• [WHAT THE TASK REQUIRES]:
The data below calls for an exact copy.

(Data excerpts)
------------------------------------
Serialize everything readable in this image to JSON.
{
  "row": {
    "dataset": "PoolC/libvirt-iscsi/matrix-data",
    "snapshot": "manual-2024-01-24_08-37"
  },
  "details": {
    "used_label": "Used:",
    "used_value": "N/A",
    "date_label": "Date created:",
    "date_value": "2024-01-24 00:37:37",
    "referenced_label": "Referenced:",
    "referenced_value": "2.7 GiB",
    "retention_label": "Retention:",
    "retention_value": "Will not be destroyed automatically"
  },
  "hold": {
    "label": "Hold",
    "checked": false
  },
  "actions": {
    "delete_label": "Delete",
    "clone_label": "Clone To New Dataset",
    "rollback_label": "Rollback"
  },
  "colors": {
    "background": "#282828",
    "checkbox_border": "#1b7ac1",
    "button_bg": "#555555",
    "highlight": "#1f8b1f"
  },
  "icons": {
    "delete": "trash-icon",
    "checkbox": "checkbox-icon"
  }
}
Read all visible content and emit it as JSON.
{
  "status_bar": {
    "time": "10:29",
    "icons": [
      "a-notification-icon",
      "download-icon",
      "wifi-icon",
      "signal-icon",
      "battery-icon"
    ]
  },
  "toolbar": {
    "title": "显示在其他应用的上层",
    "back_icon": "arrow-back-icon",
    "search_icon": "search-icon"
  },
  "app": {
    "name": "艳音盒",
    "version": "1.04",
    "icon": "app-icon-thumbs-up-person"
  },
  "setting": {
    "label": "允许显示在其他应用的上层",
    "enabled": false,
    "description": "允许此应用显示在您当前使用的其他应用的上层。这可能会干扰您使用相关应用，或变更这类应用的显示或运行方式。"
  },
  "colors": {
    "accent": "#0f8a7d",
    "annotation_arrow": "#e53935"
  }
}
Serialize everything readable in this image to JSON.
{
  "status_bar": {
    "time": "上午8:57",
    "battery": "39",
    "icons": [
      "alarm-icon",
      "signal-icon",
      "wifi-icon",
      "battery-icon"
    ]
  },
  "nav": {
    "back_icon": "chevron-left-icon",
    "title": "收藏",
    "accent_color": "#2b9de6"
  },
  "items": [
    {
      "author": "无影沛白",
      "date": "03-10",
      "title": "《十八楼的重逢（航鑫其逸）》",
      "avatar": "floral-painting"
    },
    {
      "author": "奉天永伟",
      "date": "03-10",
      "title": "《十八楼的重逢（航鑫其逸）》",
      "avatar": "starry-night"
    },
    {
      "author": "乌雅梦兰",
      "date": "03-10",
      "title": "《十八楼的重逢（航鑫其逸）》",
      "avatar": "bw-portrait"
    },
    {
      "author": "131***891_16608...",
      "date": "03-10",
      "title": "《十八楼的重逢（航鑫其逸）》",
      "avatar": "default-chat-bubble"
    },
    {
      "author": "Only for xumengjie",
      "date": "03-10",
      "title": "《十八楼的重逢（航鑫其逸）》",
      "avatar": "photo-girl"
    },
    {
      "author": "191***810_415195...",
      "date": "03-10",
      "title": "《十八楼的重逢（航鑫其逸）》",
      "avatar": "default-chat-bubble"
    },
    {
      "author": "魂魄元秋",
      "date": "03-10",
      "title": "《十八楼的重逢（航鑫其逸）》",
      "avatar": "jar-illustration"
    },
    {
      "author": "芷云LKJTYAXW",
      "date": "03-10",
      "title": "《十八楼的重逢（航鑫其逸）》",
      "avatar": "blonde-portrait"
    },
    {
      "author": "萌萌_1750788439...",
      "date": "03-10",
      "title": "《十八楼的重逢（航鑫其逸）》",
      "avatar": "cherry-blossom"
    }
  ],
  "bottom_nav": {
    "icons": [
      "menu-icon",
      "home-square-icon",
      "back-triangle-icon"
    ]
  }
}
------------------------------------
• [SOLUTION FOR THIS PROBLEM]:
Serialize everything readable in this image to JSON.
{
  "row": {
    "dataset": "PoolC/libvirt-iscsi/matrix-data",
    "snapshot": "manual-2024-01-24_08-37"
  },
  "details": {
    "used_label": "Used:",
    "used_value": "N/A",
    "date_label": "Date created:",
    "date_value": "2024-01-24 00:37:37",
    "referenced_label": "Referenced:",
    "referenced_value": "2.7 GiB",
    "retention_label": "Retention:",
    "retention_value": "Will not be destroyed automatically"
  },
  "hold": {
    "label": "Hold",
    "checked": false
  },
  "actions": {
    "delete_label": "Delete",
    "clone_label": "Clone To New Dataset",
    "rollback_label": "Rollback"
  },
  "colors": {
    "background": "#282828",
    "checkbox_border": "#1b7ac1",
    "button_bg": "#555555",
    "highlight": "#1f8b1f"
  },
  "icons": {
    "delete": "trash-icon",
    "checkbox": "checkbox-icon"
  }
}
Read all visible content and emit it as JSON.
{
  "status_bar": {
    "time": "10:29",
    "icons": [
      "a-notification-icon",
      "download-icon",
      "wifi-icon",
      "signal-icon",
      "battery-icon"
    ]
  },
  "toolbar": {
    "title": "显示在其他应用的上层",
    "back_icon": "arrow-back-icon",
    "search_icon": "search-icon"
  },
  "app": {
    "name": "艳音盒",
    "version": "1.04",
    "icon": "app-icon-thumbs-up-person"
  },
  "setting": {
    "label": "允许显示在其他应用的上层",
    "enabled": false,
    "description": "允许此应用显示在您当前使用的其他应用的上层。这可能会干扰您使用相关应用，或变更这类应用的显示或运行方式。"
  },
  "colors": {
    "accent": "#0f8a7d",
    "annotation_arrow": "#e53935"
  }
}
Serialize everything readable in this image to JSON.
{
  "status_bar": {
    "time": "上午8:57",
    "battery": "39",
    "icons": [
      "alarm-icon",
      "signal-icon",
      "wifi-icon",
      "battery-icon"
    ]
  },
  "nav": {
    "back_icon": "chevron-left-icon",
    "title": "收藏",
    "accent_color": "#2b9de6"
  },
  "items": [
    {
      "author": "无影沛白",
      "date": "03-10",
      "title": "《十八楼的重逢（航鑫其逸）》",
      "avatar": "floral-painting"
    },
    {
      "author": "奉天永伟",
      "date": "03-10",
      "title": "《十八楼的重逢（航鑫其逸）》",
      "avatar": "starry-night"
    },
    {
      "author": "乌雅梦兰",
      "date": "03-10",
      "title": "《十八楼的重逢（航鑫其逸）》",
      "avatar": "bw-portrait"
    },
    {
      "author": "131***891_16608...",
      "date": "03-10",
      "title": "《十八楼的重逢（航鑫其逸）》",
      "avatar": "default-chat-bubble"
    },
    {
      "author": "Only for xumengjie",
      "date": "03-10",
      "title": "《十八楼的重逢（航鑫其逸）》",
      "avatar": "photo-girl"
    },
    {
      "author": "191***810_415195...",
      "date": "03-10",
      "title": "《十八楼的重逢（航鑫其逸）》",
      "avatar": "default-chat-bubble"
    },
    {
      "author": "魂魄元秋",
      "date": "03-10",
      "title": "《十八楼的重逢（航鑫其逸）》",
      "avatar": "jar-illustration"
    },
    {
      "author": "芷云LKJTYAXW",
      "date": "03-10",
      "title": "《十八楼的重逢（航鑫其逸）》",
      "avatar": "blonde-portrait"
    },
    {
      "author": "萌萌_1750788439...",
      "date": "03-10",
      "title": "《十八楼的重逢（航鑫其逸）》",
      "avatar": "cherry-blossom"
    }
  ],
  "bottom_nav": {
    "icons": [
      "menu-icon",
      "home-square-icon",
      "back-triangle-icon"
    ]
  }
}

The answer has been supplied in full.